Crucially — as the USCIS pilot programs discussed above demonstrated — algorithms are generally incapa- ble of making the types of subjective evaluations that are required in many DHS immigration programs, such as whether someone poses a threat to public safety or national security or whether certain information is “derogatory.” Moreover, because these types of threats are difficult to define and measure, makers of algorithms will turn to “prox- ies” that are more easily observed. But there is a risk that the proxies will bear little or no relationship to the task and that they will instead reflect stereotypes and assump-
tions. The questioning of Muslim travelers about their reli- gious practice as a means of judging the threat they pose shows that unfounded and biased assumptions are already entrenched at DHS. It would be easy enough to embed them in an algorithm.
Despite these serious shortcomings in terms of effective- ness and critics’ well-founded concerns about the poten- tial for targeting certain political views and faiths, DHS is proceeding with programs for monitoring social media.35The department’s attitude is perhaps best summed up by an ICE official who acknowledged that while they had not yet found anything on social media, “you never know, the day may come when social media will actually find some- one that wasn’t in the government systems we check.”36
The consequences of allowing these types of programs to continue unchecked are too grave to ignore.
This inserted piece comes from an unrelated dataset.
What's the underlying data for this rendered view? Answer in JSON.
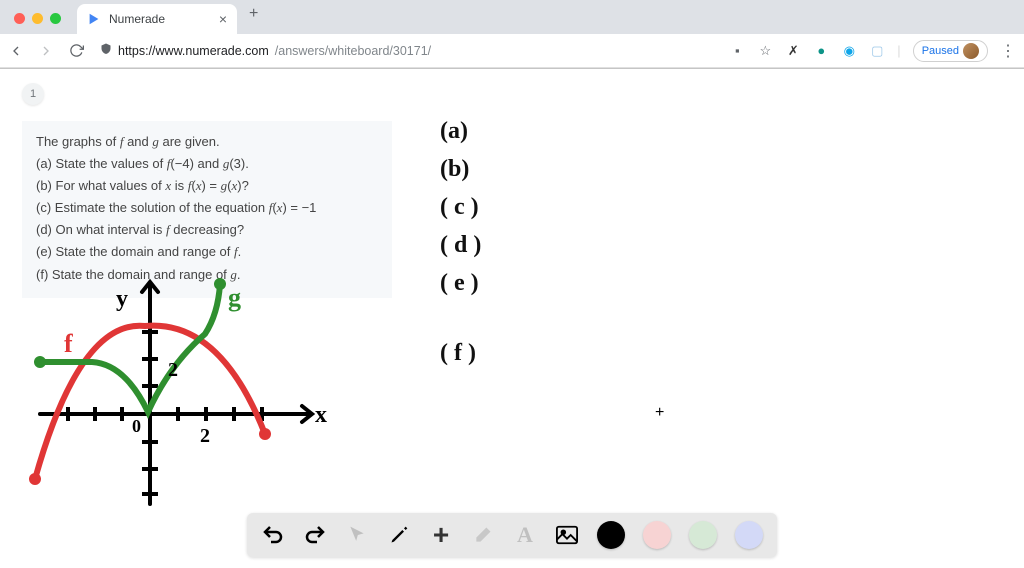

In addi- tion to responding to particular cases of abuse, Congress needs to fully address the risks of social media monitor- ing in immigration decisions. This requires understand- ing the overall system by which DHS collects this type of information, how it is used, how it is shared with other agencies, and how it is retained – often for decades – in government databases. Accordingly, this paper maps social media exploitation by the four parts of DHS that are most central to immigration: Customs and Border Protection (CBP), the Transportation Security Administration (TSA), Immigration and Customs Enforcement (ICE), and United States Citizenship and Immigration Services (USCIS). It also examines DHS’s cooperation with the Department of State, which plays a key role in immigration vetting.